Facebook CEO Mark Zuckerberg smiles at a news conference during the f/8 conference in San Francisco, Thursday, Sept. 22, 2011. The conference boasts some 2,000 entrepreneurs, developers and journalists. (AP Photo/Paul Sakuma) By Paul Sakuma
Facebook CEO Mark Zuckerberg smiles during an announcement in San Francisco, Monday, Nov. 15, 2010. AP Photo/Paul Sakuma) By Paul Sakuma
NEW YORK (CNNMoney) -- Facebook founder Mark Zuckerberg will donate $25 million to combat the outbreak of the deadly Ebola virus.
The money will go to the CDC Foundation, the charitable organization that raises and distributes funds on behalf the Centers for Disease Control and Prevention to public health organizations.
“We need to get Ebola under control in the near term so that it doesn’t spread further and become a long term global health crisis that we end up fighting for decades at large scale, like HIV or polio,” he said on a posting on Facebook. “We believe our grant is the quickest way to empower the CDC and the experts in this field to prevent this outcome.”
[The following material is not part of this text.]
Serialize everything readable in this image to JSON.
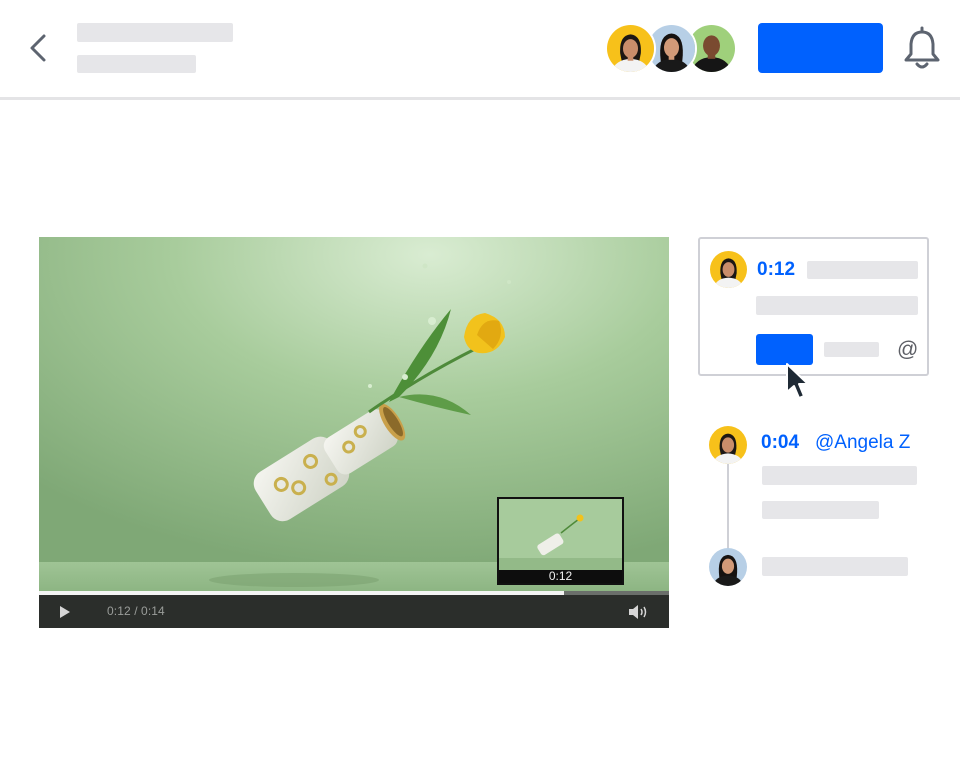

Soon after his posting Tuesday the CDC Foundation’s website was offline, and phone calls to the organization’s main switchboard went to straight to voicemail.
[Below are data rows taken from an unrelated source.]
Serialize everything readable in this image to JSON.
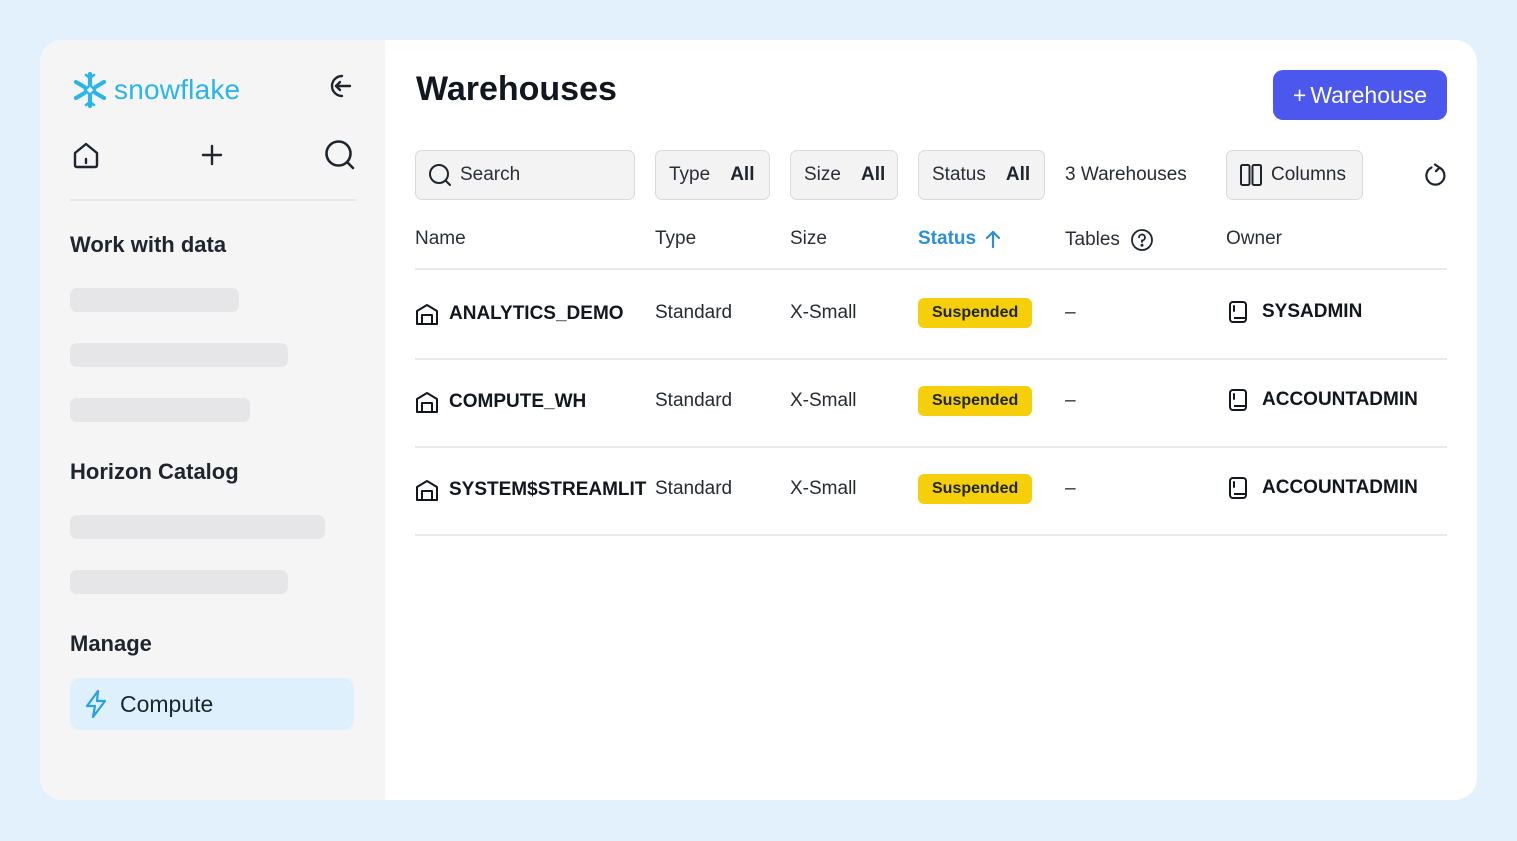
{
  "brand": {
    "name": "snowflake",
    "color": "#29b5e8"
  },
  "sidebar": {
    "sections": [
      {
        "title": "Work with data"
      },
      {
        "title": "Horizon Catalog"
      },
      {
        "title": "Manage"
      }
    ],
    "active_item": {
      "label": "Compute",
      "icon": "bolt-icon"
    },
    "icons": [
      "home-icon",
      "plus-icon",
      "search-icon",
      "collapse-icon"
    ]
  },
  "page": {
    "title": "Warehouses",
    "add_button": {
      "plus": "+",
      "label": "Warehouse"
    }
  },
  "toolbar": {
    "search_placeholder": "Search",
    "filters": [
      {
        "label": "Type",
        "value": "All"
      },
      {
        "label": "Size",
        "value": "All"
      },
      {
        "label": "Status",
        "value": "All"
      }
    ],
    "count": "3 Warehouses",
    "columns_label": "Columns"
  },
  "table": {
    "headers": [
      "Name",
      "Type",
      "Size",
      "Status",
      "Tables",
      "Owner"
    ],
    "sorted_by": "Status",
    "rows": [
      {
        "name": "ANALYTICS_DEMO",
        "type": "Standard",
        "size": "X-Small",
        "status": "Suspended",
        "tables": "–",
        "owner": "SYSADMIN"
      },
      {
        "name": "COMPUTE_WH",
        "type": "Standard",
        "size": "X-Small",
        "status": "Suspended",
        "tables": "–",
        "owner": "ACCOUNTADMIN"
      },
      {
        "name": "SYSTEM$STREAMLIT",
        "type": "Standard",
        "size": "X-Small",
        "status": "Suspended",
        "tables": "–",
        "owner": "ACCOUNTADMIN"
      }
    ]
  },
  "colors": {
    "accent": "#4c57ee",
    "status_suspended": "#f5cf0a",
    "sort_active": "#2b8fd6"
  }
}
The United States had its first fatality from the current Ebola outbreak last week when Thomas Eric Duncan died in a Dallas hospital last week. One of the nurses who treated him has also been diagnosed with the disease. But more than 3,000 deaths and 8,000 cases have been reported so far in the Western African nations of Guinea, Liberia and Sierra Leone.
So far health organizations have said that donations to fight the disease are lagging far behind what’s needed for medicine, protective clothing for aid workers and to safely bury the dead. The United Nations estimates it will take $1 billion to combat the current outbreak.
Zuckerberg said he was making the donation along with his wife Priscilla. The two of them topped The Chronicle of Philanthropy’s list of most generous donors for 2013, with contributions totaling $1 billion. Most of that came from 18 million Facebook shares they gave to the Silicon Valley Community Foundation.